Buckle up folks, here's another boatload of discounted digital fun for you to get your grubby mitts all over. The best priced games from all over the land are collected right here for your convenience. Get yourself over to SavyGamer.co.uk to keep up to date with all the cheap games, as and when they are cheap.
Here are this week's deals:
GTA IV: The Ballad of Gay Tony, Xbox 360 – 800 MS Points
GTA IV: The Lost and Damned, Xbox 360 – 400 MS Points
These prices are only available to Xbox Live Gold subscribers, and you'll need GTA IV to be able to play them.
Christian gave The Lost and Damned a solid 8/10, saying:

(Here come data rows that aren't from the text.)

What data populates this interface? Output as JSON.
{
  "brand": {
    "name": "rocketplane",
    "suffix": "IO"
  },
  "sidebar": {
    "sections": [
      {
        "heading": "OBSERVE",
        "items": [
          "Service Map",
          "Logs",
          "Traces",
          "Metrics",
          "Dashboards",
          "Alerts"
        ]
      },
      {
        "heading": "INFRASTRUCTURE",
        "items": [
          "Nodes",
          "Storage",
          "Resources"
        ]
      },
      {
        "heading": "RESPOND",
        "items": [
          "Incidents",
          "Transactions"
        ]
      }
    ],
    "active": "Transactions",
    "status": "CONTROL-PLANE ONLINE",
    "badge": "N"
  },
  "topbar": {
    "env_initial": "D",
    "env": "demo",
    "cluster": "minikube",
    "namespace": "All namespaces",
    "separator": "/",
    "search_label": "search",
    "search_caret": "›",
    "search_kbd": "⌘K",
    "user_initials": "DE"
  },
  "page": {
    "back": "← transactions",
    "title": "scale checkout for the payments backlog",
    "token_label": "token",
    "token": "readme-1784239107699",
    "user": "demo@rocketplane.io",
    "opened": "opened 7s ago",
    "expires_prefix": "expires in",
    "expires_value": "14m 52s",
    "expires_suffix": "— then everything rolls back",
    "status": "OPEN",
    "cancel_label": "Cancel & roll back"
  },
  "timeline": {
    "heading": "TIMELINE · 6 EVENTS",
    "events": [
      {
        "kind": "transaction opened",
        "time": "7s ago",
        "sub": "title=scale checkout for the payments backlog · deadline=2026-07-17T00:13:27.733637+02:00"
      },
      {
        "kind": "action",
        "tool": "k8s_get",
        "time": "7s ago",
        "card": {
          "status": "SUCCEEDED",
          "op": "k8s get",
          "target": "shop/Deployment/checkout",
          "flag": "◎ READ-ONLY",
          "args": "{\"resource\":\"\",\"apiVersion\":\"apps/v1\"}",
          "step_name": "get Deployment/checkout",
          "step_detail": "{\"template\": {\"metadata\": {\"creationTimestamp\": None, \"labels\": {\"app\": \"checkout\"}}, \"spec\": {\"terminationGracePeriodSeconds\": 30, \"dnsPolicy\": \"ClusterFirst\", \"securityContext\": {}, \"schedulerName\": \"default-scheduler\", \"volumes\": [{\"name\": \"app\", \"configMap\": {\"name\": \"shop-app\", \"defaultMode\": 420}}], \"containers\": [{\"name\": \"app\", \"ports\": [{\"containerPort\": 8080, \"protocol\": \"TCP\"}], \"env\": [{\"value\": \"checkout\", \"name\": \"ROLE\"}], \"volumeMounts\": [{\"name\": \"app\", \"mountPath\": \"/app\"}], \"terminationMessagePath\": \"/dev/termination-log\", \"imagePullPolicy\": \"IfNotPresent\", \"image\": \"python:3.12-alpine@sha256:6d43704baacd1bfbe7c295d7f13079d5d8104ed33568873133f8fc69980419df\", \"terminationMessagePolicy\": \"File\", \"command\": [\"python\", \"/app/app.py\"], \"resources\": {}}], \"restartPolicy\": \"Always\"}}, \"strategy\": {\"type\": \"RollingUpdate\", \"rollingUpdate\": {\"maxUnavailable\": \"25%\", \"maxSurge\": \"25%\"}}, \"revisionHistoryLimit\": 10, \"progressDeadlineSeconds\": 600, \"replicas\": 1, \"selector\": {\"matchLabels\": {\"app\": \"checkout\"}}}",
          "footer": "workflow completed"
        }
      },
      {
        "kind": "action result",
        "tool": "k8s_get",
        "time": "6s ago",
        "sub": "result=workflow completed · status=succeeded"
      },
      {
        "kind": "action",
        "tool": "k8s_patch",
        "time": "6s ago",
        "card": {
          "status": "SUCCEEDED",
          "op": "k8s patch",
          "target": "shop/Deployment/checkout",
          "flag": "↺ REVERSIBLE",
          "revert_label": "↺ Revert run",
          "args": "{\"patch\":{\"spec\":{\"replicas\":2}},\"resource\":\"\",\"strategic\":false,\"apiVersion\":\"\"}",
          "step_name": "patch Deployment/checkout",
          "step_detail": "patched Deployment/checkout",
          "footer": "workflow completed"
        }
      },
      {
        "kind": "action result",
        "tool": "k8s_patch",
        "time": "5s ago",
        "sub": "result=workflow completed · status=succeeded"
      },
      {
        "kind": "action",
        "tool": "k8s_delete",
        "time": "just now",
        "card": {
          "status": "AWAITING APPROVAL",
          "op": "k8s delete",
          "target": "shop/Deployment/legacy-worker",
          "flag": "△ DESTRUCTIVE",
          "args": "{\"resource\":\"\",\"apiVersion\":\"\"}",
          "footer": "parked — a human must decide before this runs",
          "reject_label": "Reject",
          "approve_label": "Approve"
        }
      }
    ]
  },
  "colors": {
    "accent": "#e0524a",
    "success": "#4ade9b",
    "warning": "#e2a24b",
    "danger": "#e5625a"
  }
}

"With a fulsome single-player campaign that will soak up somewhere in the region of fifteen hours of your time while threading in a genuinely memorable story, and a pile of new distractions, there's no question that Rockstar has raised the bar on what players should expect from downloadable content."
Then Tom followed suit by giving Gay Tony an 8/10 too:
"Like The Lost and Damned, it's a sizeable chunk of game, too, taking around a dozen hours to exhaust completely, and that's before multiplayer is taken into account. Perhaps Tony Prince does nothing to drag the series forward - somewhat fittingly for a man with his head stuck in the eighties - but the episode Rockstar has named in his honour is a colourful and pleasingly unpredictable adventure that gets better throughout and ends on a high."
Grid, PC - £2.99
A slick track racer from Codies, Grid's got a fair few clever tricks up it's sleeve. Chief among them is probably the "flashback" features, where you can rewind any mistakes, much like the Sands of Time.
Tom loved it, and gave it a Eurogamer 9/10 for it's trouble:
"GRID is a great success: the single-player is varied without being confusing; the online multiplayer supports 12 players and damage modelling, reducing the number of first-corner pile-ups; tracks and cars are well chosen and recreated; and Flashback allows you to race with the same determination on lap three as you did on lap one, mitigating risk in a manner of which other racing game developers will soon be envious."
Codemasters are giving their cut of the sales from this promotion to a range of charities too, so you get a game and a warm fuzzy feeling inside.
Saints Row: The Third [Professor Genki Edition], PC – £24.99 delivered
Disgusting, horrible, beautiful open world GTA-a-like Saints Row is back, and it's still got no shame.
Steve previewed it last month, and here's a typical series of events in Saints Row: The Third:
"As a snapshot of the action, the lead proponent walks down a busy street while smacking random pedestrians upside the head with a three foot purple dildo. He then gets into a jetfighter and starts casually torching people with its inbuilt flamethrower. And then for good measure, he robs a bank amidst a sky full of exploding helicopters. And then he goes and whacks someone in the nuts."
The Professor Genki Edition comes with some bonus in-game tat.
Killzone 2, PS3 - £4.98 delivered
Super pretty FPS from Guerilla Games. I preferred this to the 3rd in the series, and I seem to recall the campaign being a fair bit longer too. Dan had this to say of it:
"Killzone 2 is a taut and muscular game, a shooter that gives back more than you put in, provided you have the intestinal fortitude. It may take its time revealing its true depths and pleasures, but the journey is well worth taking. Between Killzone 2's unforgiving grit and Resistance 2's alien-bursting excess, the PS3 finally has both ends of the shooter spectrum covered in grand style."
But it is also worth adding that it's really, really pretty.
Dungeon Siege III, Xbox 360 - £11.98 delivered
It's been out less than a month, and already it's close to the £10 mark. Most games drop in price fairly quickly these days, but for a fairly well received game to drop in price this quickly is not too common.
Quintin liked Dungeon Siege III to the tune of an 8/10. Here's what he thought:
"With the exception of a handful of tough fights spread throughout the game, it's possible to go tumbling through Dungeon Siege III with half of your brain playing and the other half chatting idly to your co-op partner. You simply tap away at the attack button, dodge on those occasions when you see an attack being aimed in your direction, and fall back and use your healing ability when you're hurt.
But don't think this means that Dungeon Siege III is a brain-dead game. It's just an adaptive one. Because your character has up to 11 abilities, as well as charged versions of each of those, and each is best used in a slightly different scenario, trying to play Dungeon Siege III perfectly is a totally absorbing dance of glossy particle effects, small victories and even smaller failures."